However, the behaviour of the Applicant does not conform to that expected of a Patent Attorney, who, in this case, represents not just himself, but also a second Applicant. A Patent Attorney is expected to know that he should provide an address to the Israel Patent Office and that this address will be the one that post is sent to. The Patent Office cannot change the address of record without instruction to do so in a formal request to change the address of record. No such request was submitted. Furthermore, the Applicant found it difficult to conform with the revival instructions after being instructed to provide an affidavit explaining the circumstances leading to the application going abandoned. Nevertheless, it does seem that the Applicant followed the case or he would not have known that he should request revival of the Application.
In the circumstances, the Deputy Commissioner ruled that the case should be returned to the Examiner as per Section 21a. However, because of the public interest, the Deputy Commissioner makes revival conditional on anyone relying on the patent lapsing from when it lapsed until when it was reinstated being allowed to continue using the invention, even if a patent should eventually issue.
Notice is given to the Applicant that his address has still not been updated.
Decision by Ms Jacqueline Bracha regarding reinstatement of IL 221116 “”Mouth Cleaner” to Yaakov Dichtenberg and Danny Unger”, 7 September 2016
Apart from being rather surprised that a registered Patent Attorney could forget to update the patent office about his change of address and assume that the Ministry of the Interior would do it automatically, I am at a loss as to why he didn’t bother checking up the progress of the application for his own invention on-line.
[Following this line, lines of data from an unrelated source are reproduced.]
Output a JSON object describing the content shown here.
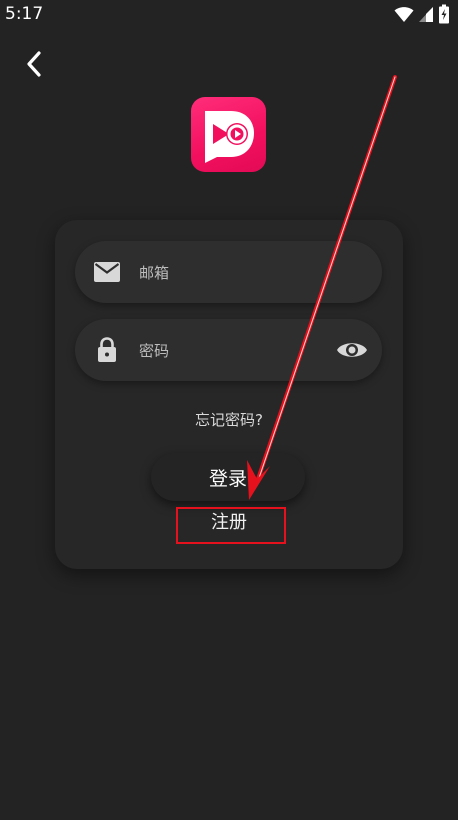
{
  "status_bar": {
    "time": "5:17"
  },
  "icons": {
    "back": "chevron-left-icon",
    "logo": "video-play-logo",
    "email": "mail-icon",
    "password": "lock-icon",
    "visibility": "eye-icon"
  },
  "form": {
    "email_placeholder": "邮箱",
    "password_placeholder": "密码",
    "forgot_password": "忘记密码?",
    "login_label": "登录",
    "register_label": "注册"
  },
  "colors": {
    "background": "#232323",
    "card": "#272727",
    "brand": "#f2105e",
    "annotation": "#e5121d"
  }
}
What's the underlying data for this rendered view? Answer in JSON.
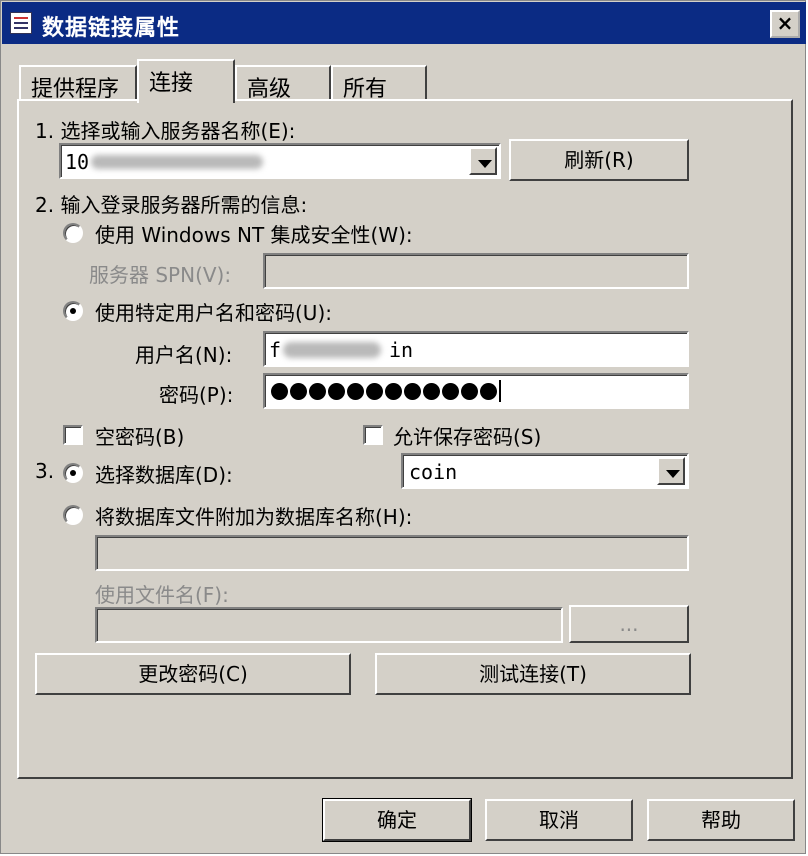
{
  "window": {
    "title": "数据链接属性",
    "close_glyph": "×"
  },
  "tabs": [
    "提供程序",
    "连接",
    "高级",
    "所有"
  ],
  "step1": {
    "label": "1. 选择或输入服务器名称(E):",
    "server_value": "10",
    "refresh_label": "刷新(R)"
  },
  "step2": {
    "label": "2. 输入登录服务器所需的信息:",
    "option_windows": "使用 Windows NT 集成安全性(W):",
    "spn_label": "服务器 SPN(V):",
    "option_specific": "使用特定用户名和密码(U):",
    "username_label": "用户名(N):",
    "username_prefix": "f",
    "username_suffix": "in",
    "password_label": "密码(P):",
    "password_length": 12,
    "blank_password": "空密码(B)",
    "allow_saving": "允许保存密码(S)"
  },
  "step3": {
    "number": "3.",
    "option_select_db": "选择数据库(D):",
    "database_value": "coin",
    "option_attach": "将数据库文件附加为数据库名称(H):",
    "filename_label": "使用文件名(F):",
    "browse_label": "..."
  },
  "actions": {
    "change_password": "更改密码(C)",
    "test_connection": "测试连接(T)"
  },
  "footer": {
    "ok": "确定",
    "cancel": "取消",
    "help": "帮助"
  }
}
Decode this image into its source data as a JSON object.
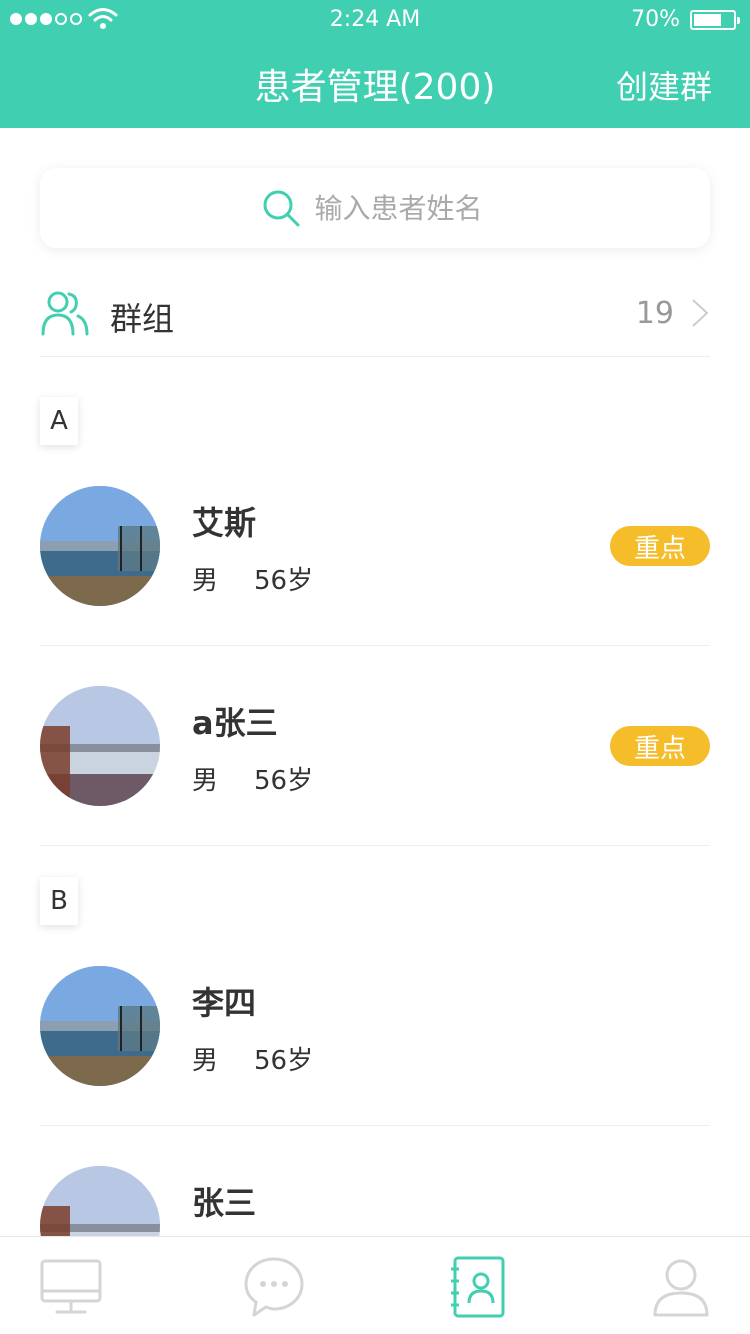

Since the request for revival was filed within the 12 month time period, at least, since all yearly and monthly deadlines are to the same calendar day, I think the decision is correct.
I couldn’t resist reviewing the Application as claimed, and note that the first few claims attempt to monopolize apples and chewing gum. Go figure.
Categories: IPO, Israel IP, Israel Patent, Israel Patent Agency, Israel Patent Office, Israel Patent Office Rulings, Patent Attorneys, patent term extensions, Patents, reinstatement, Uncategorized, החלטת רשות הפטנטים, עורכי פטנטים, פטנט, פטנטים, קניין רוחני, קנין רוחני